He once wrote ;”Be who you are and say what you think, because those who matter don’t mind, and those who mind, don’t matter!”

My other odd philosopher was sitting here in her wheelchair, armed and propped with a pillow/ alarm that would audibly alert nurses in the retirement home if she pitched forward and left her chair’s upright fixed position.

She was different the next time I saw her, the way she used to be ;

” Hello, Paul; sharp as a matzoh and twice as crummy!”

“How come you don’t call your grandma more often?
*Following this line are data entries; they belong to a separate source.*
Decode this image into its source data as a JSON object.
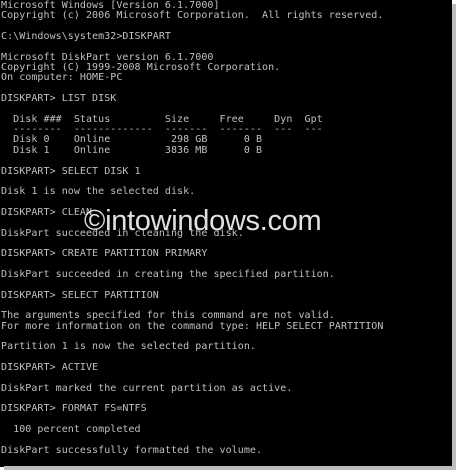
{
  "console": {
    "lines": [
      "Microsoft Windows [Version 6.1.7000]",
      "Copyright (c) 2006 Microsoft Corporation.  All rights reserved.",
      "",
      "C:\\Windows\\system32>DISKPART",
      "",
      "Microsoft DiskPart version 6.1.7000",
      "Copyright (C) 1999-2008 Microsoft Corporation.",
      "On computer: HOME-PC",
      "",
      "DISKPART> LIST DISK",
      "",
      "  Disk ###  Status         Size     Free     Dyn  Gpt",
      "  --------  -------------  -------  -------  ---  ---",
      "  Disk 0    Online          298 GB      0 B",
      "  Disk 1    Online         3836 MB      0 B",
      "",
      "DISKPART> SELECT DISK 1",
      "",
      "Disk 1 is now the selected disk.",
      "",
      "DISKPART> CLEAN",
      "",
      "DiskPart succeeded in cleaning the disk.",
      "",
      "DISKPART> CREATE PARTITION PRIMARY",
      "",
      "DiskPart succeeded in creating the specified partition.",
      "",
      "DISKPART> SELECT PARTITION",
      "",
      "The arguments specified for this command are not valid.",
      "For more information on the command type: HELP SELECT PARTITION",
      "",
      "Partition 1 is now the selected partition.",
      "",
      "DISKPART> ACTIVE",
      "",
      "DiskPart marked the current partition as active.",
      "",
      "DISKPART> FORMAT FS=NTFS",
      "",
      "  100 percent completed",
      "",
      "DiskPart successfully formatted the volume.",
      ""
    ]
  },
  "watermark": "©intowindows.com",
  "colors": {
    "background": "#000000",
    "text": "#c0c0c0",
    "shadow": "#bdbdbd"
  }
}
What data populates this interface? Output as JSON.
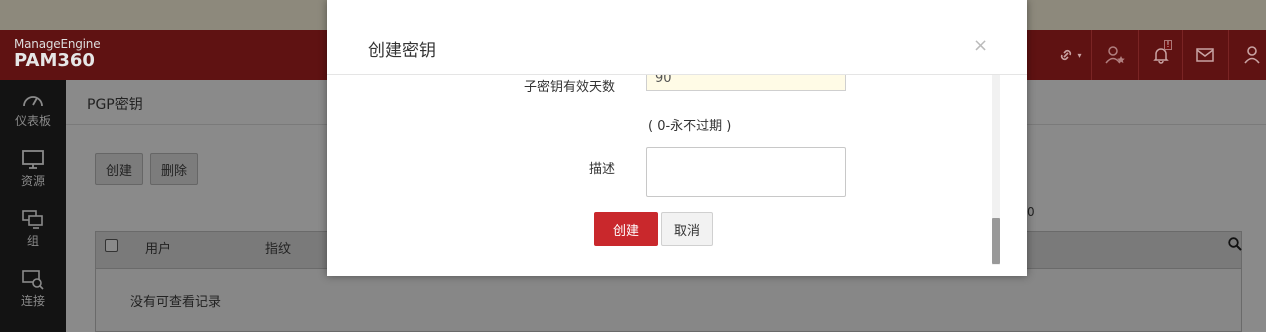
{
  "header": {
    "brand": "ManageEngine",
    "product": "PAM360",
    "icons": [
      "link-icon",
      "user-star-icon",
      "bell-alert-icon",
      "mail-icon",
      "user-icon"
    ],
    "alert_badge": "!"
  },
  "sidebar": {
    "items": [
      {
        "label": "仪表板",
        "icon": "dashboard-icon"
      },
      {
        "label": "资源",
        "icon": "monitor-icon"
      },
      {
        "label": "组",
        "icon": "group-icon"
      },
      {
        "label": "连接",
        "icon": "connection-icon"
      }
    ]
  },
  "page": {
    "title": "PGP密钥",
    "create_label": "创建",
    "delete_label": "删除",
    "columns": [
      "用户",
      "指纹"
    ],
    "empty_text": "没有可查看记录",
    "page_count": "0"
  },
  "modal": {
    "title": "创建密钥",
    "close_label": "×",
    "subkey_validity_label": "子密钥有效天数",
    "subkey_validity_value": "90",
    "subkey_hint": "( 0-永不过期 )",
    "description_label": "描述",
    "description_value": "",
    "create_button": "创建",
    "cancel_button": "取消"
  }
}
Humph!!”

“Humph;You going to wait until I’m in the cemetery and THEN you’ll visit me?”

“I’m sorry, that you’ll be sorry, but THEN it’ll be too late!”

This was the same verbatim greeting that I had gotten from her over the years over the telephone .  I presumed that I was calloused to it all.

It always deeply riddled me with guilt but I never let her know, but instead I saw it rather as a good sign that she was still feeling feisty.

When she successfully aimed ring-toss-Velcro-guilt in my direction, I rationalized, she must be feeling much better.

I quickly tried to change the subject; ” Grandma I remember that boardwalk we can see here in Brighton Beach from a time when you were fifty years old and I was about nine years old; I still remember the good advice that you gave me back then.”

“What advice did I give you?”

I told her.

It had stayed with me for many years as a token of her wisdom.

“You brought me to you on a bench on that boardwalk, in Coney Island, on a hot 4th of July afternoon, when the whole family was there suddenly hugging and kissing each other, happy for once, to be all together and happy seeing the fireworks, and then you whispered it in my ear:

“Don’t get too close to people; you’ll catch their dreams,” You told me.

“What?”, she said, so I told her again;

“Don’t get too close to people; you’ll catch their dreams.”

“Oy!”, she said,”I am VERY sorry, if I ever told you that.”

“I am very sorry.”

I reminded her what an impact she’d had on me then.

“That whisper, as a recommended life philosophy, was both poetry and  true and that, your advice, really stayed deeply with me.”


Taken to heart, it had allowed me to remain aloof and separate from everyone, as a type of self protection,  to preserve my OWN dream.”She looked at me as though I were some stranger in a dream.I said it, again;”Don’t get too close to people, you’ll catch their dreams.”

She was thoughtful and then looked worried.

She looked into my eyes.

“I never told you that.” …

“You shouldn’t get too close, because…”

“Germs”, she said.

“Oy, I said that you’ll catch their GERMS.”

“I told you and your sister MANY times;

“Don’t get too close to people, ’cause you’ll catch their GERMS.” she said, again.

“That advice, I ALWAYS told you.”

“And YOU’RE supposed to be the smart one?!”

“Oy,” she groaned in pain.

” Take me over to the dining room; it’s still too early for the lunch, but I want to get there anyway, early.”

That wrong belief had overshadowed every relationship in my life with an ambivalence and a craving to just be left alone.

If one was alone, one was safe from what people could do to you, I had always reasoned.

But, I had been running from my own shadow..

Two marriages and a dozen influenzae later, I had realized her truth too late.